(Dataset items)
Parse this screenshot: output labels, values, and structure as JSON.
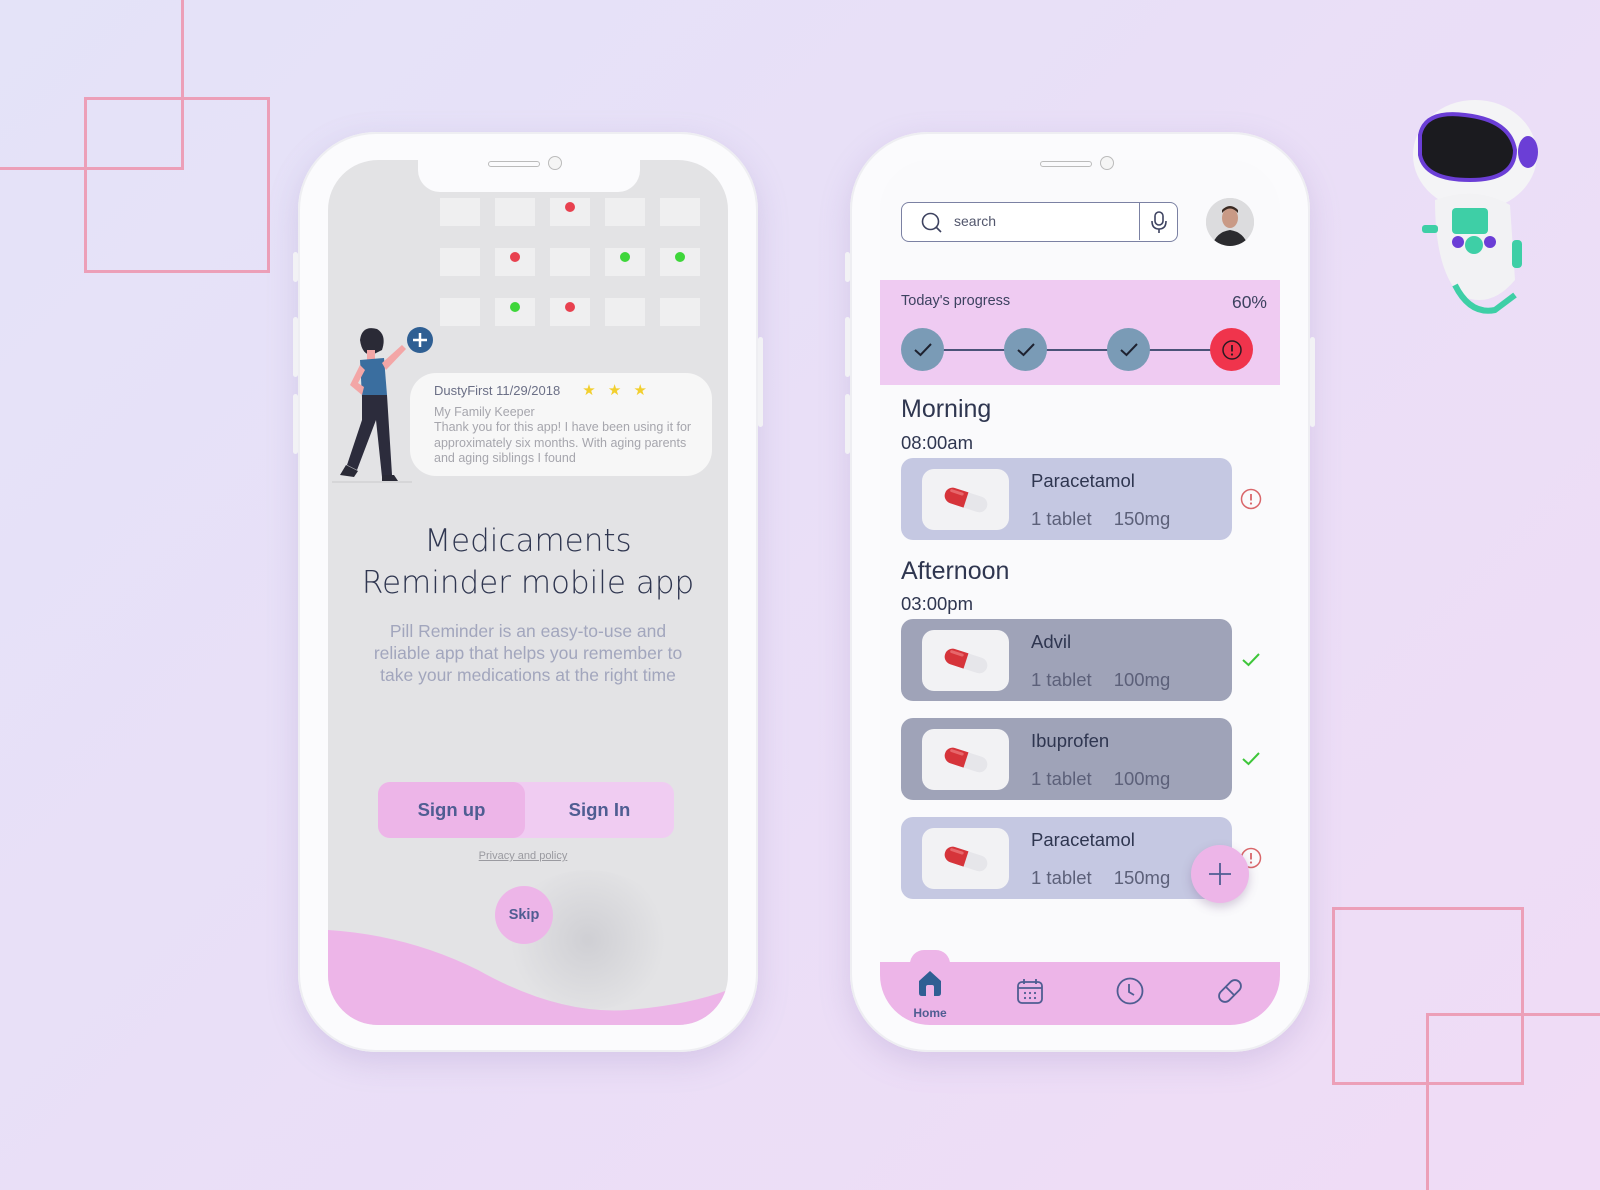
{
  "colors": {
    "background_start": "#e4e3f8",
    "background_end": "#f0dcf6",
    "accent_pink": "#edb5e8",
    "accent_light_pink": "#f0ccf2",
    "primary_text": "#2f3650",
    "button_text": "#4f5d92",
    "step_done": "#7a9bb6",
    "step_alert": "#f0344c",
    "dot_red": "#e8414f",
    "dot_green": "#3ed63a",
    "card_pending": "#c5c8e2",
    "card_done": "#9fa3b8",
    "check_green": "#3ec63a",
    "alert_red": "#d9666a",
    "deco_line": "#ec9fb8"
  },
  "onboarding": {
    "calendar": {
      "rows": [
        [
          "none",
          "none",
          "red",
          "none",
          "none"
        ],
        [
          "none",
          "red",
          "none",
          "green",
          "green"
        ],
        [
          "none",
          "green",
          "red",
          "none",
          "none"
        ]
      ]
    },
    "review": {
      "author": "DustyFirst 11/29/2018",
      "stars": "★ ★ ★",
      "rating": 3,
      "title": "My Family Keeper",
      "body": "Thank you for this app! I have been using it for approximately six months. With aging parents and aging siblings I found"
    },
    "title": "Medicaments Reminder mobile app",
    "description": "Pill Reminder is an easy-to-use and reliable app that helps you remember to take your medications at the right time",
    "signup_label": "Sign up",
    "signin_label": "Sign In",
    "privacy_label": "Privacy and policy",
    "skip_label": "Skip"
  },
  "home": {
    "search": {
      "placeholder": "search",
      "value": ""
    },
    "progress": {
      "label": "Today's progress",
      "value_text": "60%",
      "percent": 60,
      "steps": [
        "done",
        "done",
        "done",
        "alert"
      ]
    },
    "sections": [
      {
        "title": "Morning",
        "time": "08:00am",
        "meds": [
          {
            "name": "Paracetamol",
            "quantity": "1 tablet",
            "dosage": "150mg",
            "status": "missed"
          }
        ]
      },
      {
        "title": "Afternoon",
        "time": "03:00pm",
        "meds": [
          {
            "name": "Advil",
            "quantity": "1 tablet",
            "dosage": "100mg",
            "status": "taken"
          },
          {
            "name": "Ibuprofen",
            "quantity": "1 tablet",
            "dosage": "100mg",
            "status": "taken"
          },
          {
            "name": "Paracetamol",
            "quantity": "1 tablet",
            "dosage": "150mg",
            "status": "missed"
          }
        ]
      }
    ],
    "fab_icon": "plus-icon",
    "nav": [
      {
        "label": "Home",
        "icon": "home-icon",
        "active": true
      },
      {
        "label": "",
        "icon": "calendar-icon",
        "active": false
      },
      {
        "label": "",
        "icon": "clock-icon",
        "active": false
      },
      {
        "label": "",
        "icon": "pill-icon",
        "active": false
      }
    ]
  }
}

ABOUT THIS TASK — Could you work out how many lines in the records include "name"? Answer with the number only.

TASK RESULT — 4